Ireland v Sri Lanka, 1st ODI, Clontarf May 5, 2014

Emergency thermals for Sri Lankans

Ger Siggins

"The weather is our main challenge", admitted Angelo Mathews as the wind howled in across Dublin Bay yesterday. The Sri Lankan captain was speaking ahead of the first of the two-match RSA Insurance ODI series against Ireland at the Clontarf club, the opening fixtures in a tour that takes in all three formats and concludes at Leeds seven weeks from now.

The Sri Lankans have been in England at the start of two of the last three summers, but Mathews noticed the difference. "It's colder in Ireland than the UK," he grinned. "A bit of sunshine would be nice."

The most popular man in the Sri Lankan party was the liaison officer who arrived shortly before training with a large carrier bag from a Dublin city sports store. Inside were the sporting equivalent of long johns, the thermal underclothing that the Irish swear by to keep the winter chills at bay.

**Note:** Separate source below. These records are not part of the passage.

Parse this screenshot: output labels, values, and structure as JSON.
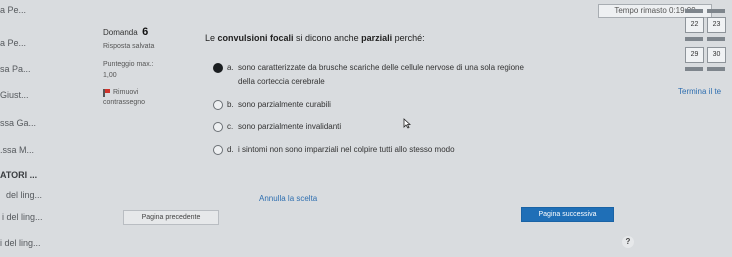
{
  "timer": {
    "text": "Tempo rimasto 0:19:09"
  },
  "sidebar": {
    "items": [
      {
        "label": "a Pe..."
      },
      {
        "label": "a Pe..."
      },
      {
        "label": "sa Pa..."
      },
      {
        "label": "Giust..."
      },
      {
        "label": "ssa Ga..."
      },
      {
        "label": ".ssa M..."
      },
      {
        "label": "ATORI ..."
      },
      {
        "label": "del ling..."
      },
      {
        "label": "i del ling..."
      },
      {
        "label": "i del ling..."
      }
    ]
  },
  "question_info": {
    "title": "Domanda",
    "number": "6",
    "status": "Risposta salvata",
    "score_label": "Punteggio max.:",
    "score_value": "1,00",
    "flag_label": "Rimuovi",
    "flag_label2": "contrassegno"
  },
  "question": {
    "text_prefix": "Le ",
    "text_bold1": "convulsioni focali",
    "text_mid": " si dicono anche ",
    "text_bold2": "parziali",
    "text_suffix": " perché:",
    "options": [
      {
        "letter": "a.",
        "line1": "sono caratterizzate da brusche scariche delle cellule nervose di una sola regione",
        "line2": "della corteccia cerebrale",
        "selected": true
      },
      {
        "letter": "b.",
        "line1": "sono parzialmente curabili",
        "selected": false
      },
      {
        "letter": "c.",
        "line1": "sono parzialmente invalidanti",
        "selected": false
      },
      {
        "letter": "d.",
        "line1": "i sintomi non sono imparziali nel colpire tutti allo stesso modo",
        "selected": false
      }
    ],
    "clear_choice": "Annulla la scelta"
  },
  "buttons": {
    "prev": "Pagina precedente",
    "next": "Pagina successiva",
    "help": "?"
  },
  "nav": {
    "row1": [
      "22",
      "23"
    ],
    "row2": [
      "29",
      "30"
    ],
    "finish": "Termina il te"
  },
  "colors": {
    "accent": "#1f6fb7",
    "link": "#2f6fb0",
    "flag": "#d0342c"
  }
}
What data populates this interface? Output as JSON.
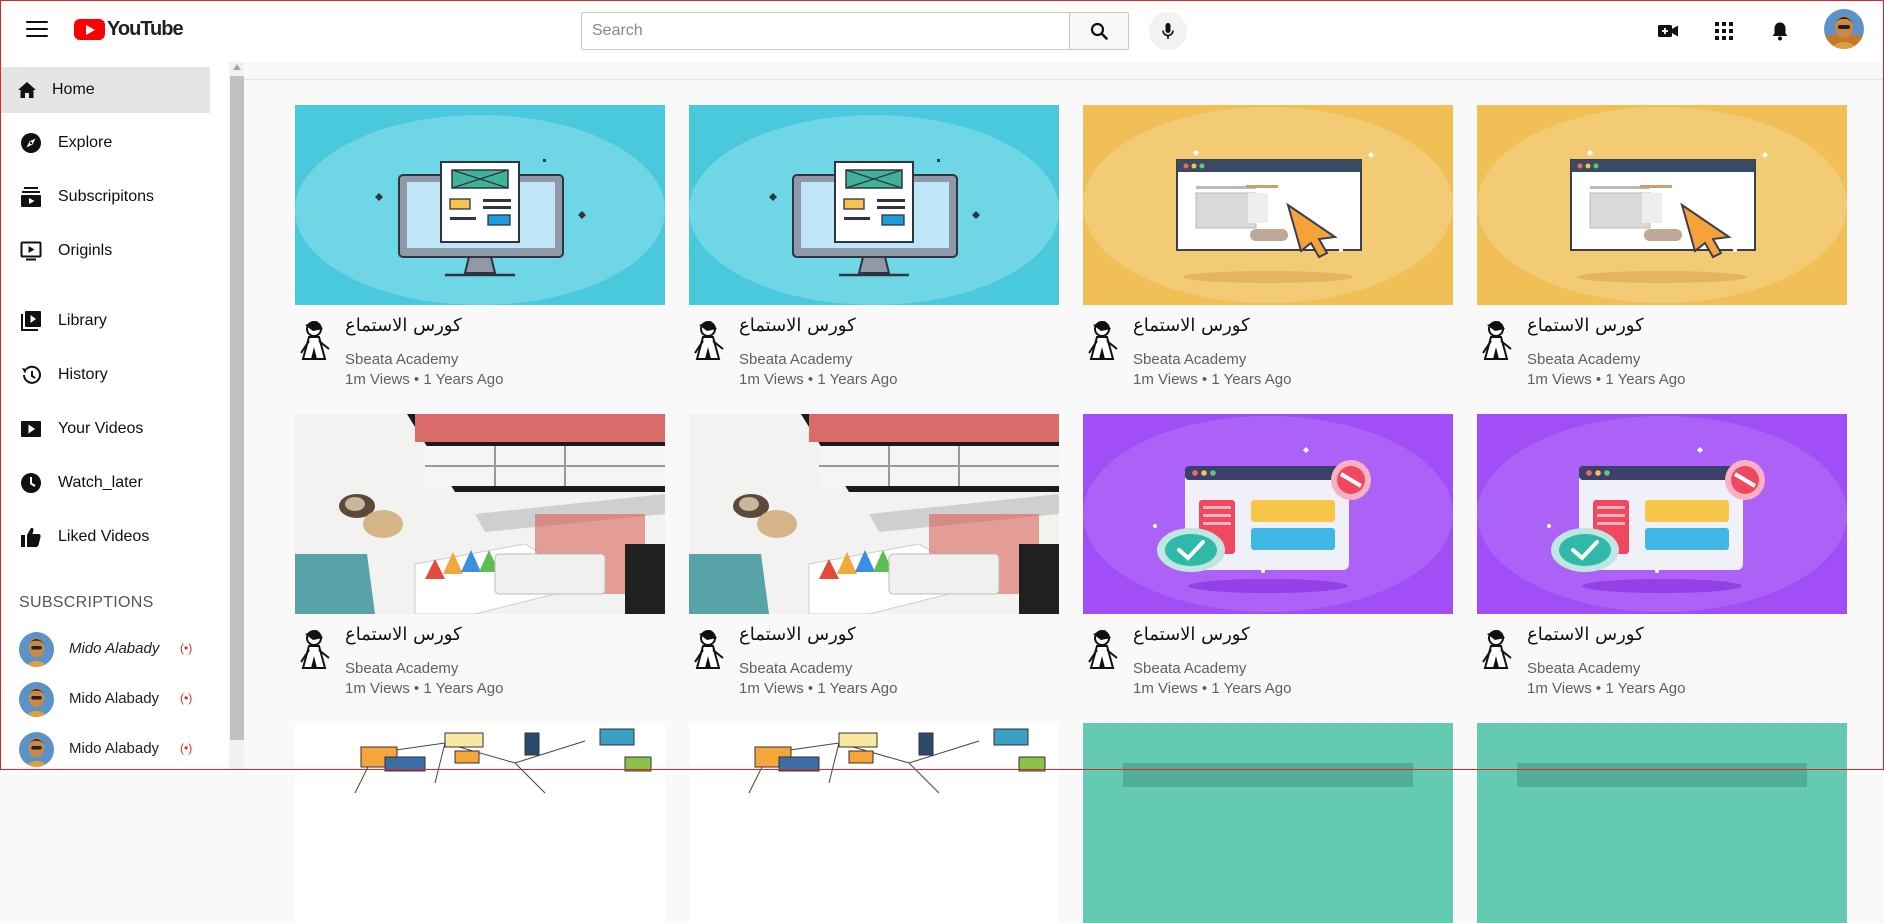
{
  "header": {
    "logo_text": "YouTube",
    "search_placeholder": "Search"
  },
  "sidebar": {
    "items": [
      {
        "label": "Home",
        "icon": "home-icon",
        "active": true
      },
      {
        "label": "Explore",
        "icon": "compass-icon"
      },
      {
        "label": "Subscripitons",
        "icon": "subscriptions-icon"
      },
      {
        "label": "Originls",
        "icon": "originals-icon"
      },
      {
        "label": "Library",
        "icon": "library-icon"
      },
      {
        "label": "History",
        "icon": "history-icon"
      },
      {
        "label": "Your Videos",
        "icon": "your-videos-icon"
      },
      {
        "label": "Watch_later",
        "icon": "clock-icon"
      },
      {
        "label": "Liked Videos",
        "icon": "thumbs-up-icon"
      }
    ],
    "subscriptions_heading": "SUBSCRIPTIONS",
    "subscriptions": [
      {
        "name": "Mido Alabady",
        "live": "(•)"
      },
      {
        "name": "Mido Alabady",
        "live": "(•)"
      },
      {
        "name": "Mido Alabady",
        "live": "(•)"
      }
    ]
  },
  "videos": [
    {
      "title": "كورس الاستماع",
      "channel": "Sbeata Academy",
      "stats": "1m Views • 1 Years Ago",
      "thumb": "computer-cyan"
    },
    {
      "title": "كورس الاستماع",
      "channel": "Sbeata Academy",
      "stats": "1m Views • 1 Years Ago",
      "thumb": "computer-cyan"
    },
    {
      "title": "كورس الاستماع",
      "channel": "Sbeata Academy",
      "stats": "1m Views • 1 Years Ago",
      "thumb": "browser-orange"
    },
    {
      "title": "كورس الاستماع",
      "channel": "Sbeata Academy",
      "stats": "1m Views • 1 Years Ago",
      "thumb": "browser-orange"
    },
    {
      "title": "كورس الاستماع",
      "channel": "Sbeata Academy",
      "stats": "1m Views • 1 Years Ago",
      "thumb": "desk-photo"
    },
    {
      "title": "كورس الاستماع",
      "channel": "Sbeata Academy",
      "stats": "1m Views • 1 Years Ago",
      "thumb": "desk-photo"
    },
    {
      "title": "كورس الاستماع",
      "channel": "Sbeata Academy",
      "stats": "1m Views • 1 Years Ago",
      "thumb": "dashboard-purple"
    },
    {
      "title": "كورس الاستماع",
      "channel": "Sbeata Academy",
      "stats": "1m Views • 1 Years Ago",
      "thumb": "dashboard-purple"
    },
    {
      "title": "",
      "channel": "",
      "stats": "",
      "thumb": "network-diagram"
    },
    {
      "title": "",
      "channel": "",
      "stats": "",
      "thumb": "network-diagram"
    },
    {
      "title": "",
      "channel": "",
      "stats": "",
      "thumb": "teal-banner"
    },
    {
      "title": "",
      "channel": "",
      "stats": "",
      "thumb": "teal-banner"
    }
  ],
  "colors": {
    "brand": "#ff0000",
    "live": "#e02a2a",
    "cyan": "#4ac8dc",
    "orange": "#f0bf55",
    "purple": "#a24ef6",
    "teal": "#5ec8a8"
  }
}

Even the local players were well wrapped up as they went through their drills with coach Phil Simmons, and the grey clouds and weather forecast was the main topic of conversation among players and groundstaff.

The Ireland captain, William Porterfield, knows that the conditions will assist his team as they seek their first big scalp at the venue. "The last few one-dayers we played here we've been able to utilise the conditions, especially by taking early wickets", he said. "Early in the season the ball will do a bit and the seamers are looking forward to it.

"What we have to do now is to keep taking wickets in the middle overs to set ourselves up. We've been looking at our death bowling - over the two Pakistan games and against England last year we let ourselves down."

In each of those games Ireland got themselves into winning positions only for it to slip from their grasp.

"We were disappointed with the second Pakistan game not to get over the line from position we were in. There were times when we slackened off but we need to be able to nail teams," said Porterfield.

His batsmen have been in excellent form, none less than Ed Joyce, who made 482 first-class runs in April for Sussex. "Ed has been one of the stand-out players in England, and Nobby [Niall O'Brien] also got a big hundred last week. I've had a couple of good starts myself, and guys like Kevin O'Brien have had good innings at home. I hope now we can all bring that out into the middle for Ireland."

Less encouraging has been the form of the bowlers. Spinner George Dockrell has been out of favour at Somerset and in a bid for some practice he turned out for Leinster Lightning at the weekend in the Newstalk Interprovincial Championship. The three Ireland bowlers on the Leinster side - Dockrell, Kevin O'Brien and Max Sorensen - returned combined figures of 29-2-150-0.

Sri Lanka arrive as newly-crowned World Twenty20 Champions, but also on a nine match winning streak in ODIs, including victory in the Asia Cup in March. Of that squad, five have been rested - Mahela Jayawardene, Kumar Sangakkara, Lasith Malinga, Tillakaratne Dilshan and Thisara Perera, the latter because his visa was not sorted in time.

"We wanted to give the opportunity to the younger guys", explained Mathews. "They have been in and around the team for a while and they haven't had enough opportunities, so that was the main idea. I believe they can step in and do the job for us. All the younger guys are extremely talented and have enough potential to beat any team."

Porterfield had mixed feelings about facing a squad that, for all Mathews positivity, is undeniably weaker. "I can't say I'm too disappointed that Lasith Malinga didn't get on the plane," he grinned, "but they have a lot of good young cricketers with quite a bit of experience and they'll be champing at the bit to get going. We'd be foolish to take them lightly."

The Sri Lankans arrive in Clontarf just as the suburb celebrates the 1000th anniversary of a famous battle in which the Irish king, Brian Boru, repelled an invasion of Vikings led by Sitric Silkenbeard. That bloody Battle of Clontarf is still remembered in songs and stories, and while it's hard to imagine William Porterfield's name being revered a thousand years from now, victory over the invaders this week will ensure he finds his name in the cricket history books.